Paterson's well-tuned, sentimental Christmas stories seem less well suited to a children's book than to a family magazine, especially a church magazine—and indeed the flap tells us that they were originally read in Christmas Eve church services by the author's minister husband. Read full book review >
THE GREAT GILLY HOPKINS by Katherine Paterson
Released: March 1, 1978

"Without a hint of the prevailing maudlin realism, Paterson takes up a common 'problem' situation and makes it genuinely moving, frequently funny, and sparkling with memorable encounters."
Paterson's bright eleven-year-old has a lot in common with: other foster children we've met in fiction: sulky, surface-tough, perversely set on being "hard to manage," determined after several rejections never to accept an overture, and still cherishing the fantasy that her real mother will come to her rescue. Read full book review >
Released: Sept. 14, 1977
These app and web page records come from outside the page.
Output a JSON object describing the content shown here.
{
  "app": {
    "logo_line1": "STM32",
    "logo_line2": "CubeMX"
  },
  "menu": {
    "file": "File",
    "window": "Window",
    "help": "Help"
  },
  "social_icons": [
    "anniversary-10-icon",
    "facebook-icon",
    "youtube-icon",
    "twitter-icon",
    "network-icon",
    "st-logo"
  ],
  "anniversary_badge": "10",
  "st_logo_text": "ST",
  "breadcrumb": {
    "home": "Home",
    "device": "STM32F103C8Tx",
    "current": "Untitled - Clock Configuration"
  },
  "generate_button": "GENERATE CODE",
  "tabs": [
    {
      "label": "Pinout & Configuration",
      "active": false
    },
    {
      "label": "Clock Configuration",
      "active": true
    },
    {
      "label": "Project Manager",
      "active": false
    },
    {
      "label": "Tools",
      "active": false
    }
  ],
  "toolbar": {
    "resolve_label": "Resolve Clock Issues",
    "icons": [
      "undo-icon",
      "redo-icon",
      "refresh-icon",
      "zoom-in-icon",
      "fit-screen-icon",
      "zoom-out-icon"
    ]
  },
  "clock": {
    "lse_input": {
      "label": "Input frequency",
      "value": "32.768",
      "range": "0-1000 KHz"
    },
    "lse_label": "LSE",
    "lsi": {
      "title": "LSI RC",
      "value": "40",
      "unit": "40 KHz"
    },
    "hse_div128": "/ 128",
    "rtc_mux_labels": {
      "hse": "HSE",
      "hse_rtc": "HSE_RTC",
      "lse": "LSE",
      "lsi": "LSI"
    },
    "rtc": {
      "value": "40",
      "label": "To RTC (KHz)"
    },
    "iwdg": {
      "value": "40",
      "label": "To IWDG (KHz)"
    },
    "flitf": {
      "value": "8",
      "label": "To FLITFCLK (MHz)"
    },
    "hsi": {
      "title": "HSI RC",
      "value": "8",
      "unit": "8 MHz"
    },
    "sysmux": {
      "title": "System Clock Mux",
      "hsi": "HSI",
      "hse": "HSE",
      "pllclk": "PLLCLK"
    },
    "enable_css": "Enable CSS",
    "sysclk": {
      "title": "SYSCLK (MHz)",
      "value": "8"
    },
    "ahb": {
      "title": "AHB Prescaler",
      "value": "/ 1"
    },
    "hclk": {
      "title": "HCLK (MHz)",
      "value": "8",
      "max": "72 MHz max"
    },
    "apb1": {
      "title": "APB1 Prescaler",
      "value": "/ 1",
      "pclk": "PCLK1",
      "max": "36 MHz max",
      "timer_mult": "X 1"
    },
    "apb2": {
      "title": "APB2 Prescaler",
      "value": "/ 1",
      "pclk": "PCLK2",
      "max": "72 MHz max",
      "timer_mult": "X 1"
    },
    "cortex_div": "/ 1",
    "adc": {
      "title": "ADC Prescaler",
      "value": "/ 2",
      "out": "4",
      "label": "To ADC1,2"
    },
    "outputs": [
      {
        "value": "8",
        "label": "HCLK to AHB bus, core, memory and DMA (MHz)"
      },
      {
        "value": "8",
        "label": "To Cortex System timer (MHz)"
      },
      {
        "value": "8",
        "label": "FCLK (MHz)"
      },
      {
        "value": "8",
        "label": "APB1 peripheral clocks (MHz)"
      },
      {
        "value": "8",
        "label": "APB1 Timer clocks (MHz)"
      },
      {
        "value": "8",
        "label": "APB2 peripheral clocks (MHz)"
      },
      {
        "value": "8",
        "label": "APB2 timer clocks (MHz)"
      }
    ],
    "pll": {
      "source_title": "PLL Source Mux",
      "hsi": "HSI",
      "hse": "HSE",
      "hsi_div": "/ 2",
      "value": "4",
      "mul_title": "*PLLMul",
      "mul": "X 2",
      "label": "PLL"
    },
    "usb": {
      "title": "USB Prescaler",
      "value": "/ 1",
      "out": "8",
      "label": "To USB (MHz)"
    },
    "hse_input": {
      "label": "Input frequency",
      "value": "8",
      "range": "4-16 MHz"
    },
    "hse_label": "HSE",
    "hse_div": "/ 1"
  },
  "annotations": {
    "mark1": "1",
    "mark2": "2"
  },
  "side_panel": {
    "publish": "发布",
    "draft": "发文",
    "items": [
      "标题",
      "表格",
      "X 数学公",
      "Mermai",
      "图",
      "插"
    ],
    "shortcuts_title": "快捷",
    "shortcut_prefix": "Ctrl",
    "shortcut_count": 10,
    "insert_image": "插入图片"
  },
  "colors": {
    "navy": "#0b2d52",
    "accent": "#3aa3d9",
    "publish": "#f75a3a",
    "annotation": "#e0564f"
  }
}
"You'll remember her too."
Paterson, who has already earned regard with her historical fiction set in Japan, proves to be just as eloquent and assured when dealing with contemporary American children—and Americans of very different backgrounds at that. Read full book review >
Released: Jan. 1, 1976

"The deep bond between Jiro and the puppet-master's son Kinshi, both apparently unloved by their demanding fathers, forms this adventure's stable core, but Paterson's ability to exploit the tension between violence in the street and dreamlike confrontations of masked puppet operators is what makes this more lively and immediate then her other, equally exacting, historical fictions."
Here we move forward six hundred years from the 12th century Japan in Of Nightingales That Weep (1974) to a year when the country is ravaged by famine and Jiro, the puppet-maker's son, decides that a theater apprenticeship will be the best way to fill his stomach and ease the burdens of his hard-pressed family. Read full book review >
Released: Sept. 23, 1974

"Again the exquisitely reconstructed backgrounds and episodes and the gradual character development will induce admirers of historical fiction to share Takiko's experience of her times and follow her dramatic progress from innocence to extremity."
Like Muna in The Sign of the Chrysanthemum (KR, 1973) Takiko, the daughter of a samurai, is a young teenager in 12th century Japan who loses a parent and moves about on her own during the wars between the Heike and the Genii dans. Read full book review >
Released: Oct. 23, 1973

"This introspective adventure, in which Muna learns to fred his fortune within himself, will attract those readers who can be sustained by the carefully evoked setting and a realistic, stoical resolution which leaves some questions, philosophic and factual, open-ended."
Suspended in delicate imagery and among the many layered feuds between the Samurai clans of the Genii and Heike is the subdued quest of the nameless orphan Muna, who flees the burial of his peasant mother to search for a warrior father identifiable only by a small chrysanthemum tattoo. Read full book review >

"An outstanding contribution."
A cruel Japanese lord is preparing to execute Yasuko, the kitchen maid who set free a lovely mandarin drake the lord had in captivity, and Shozor, the one-eyed servant who tried to take the blame in her place. Read full book review >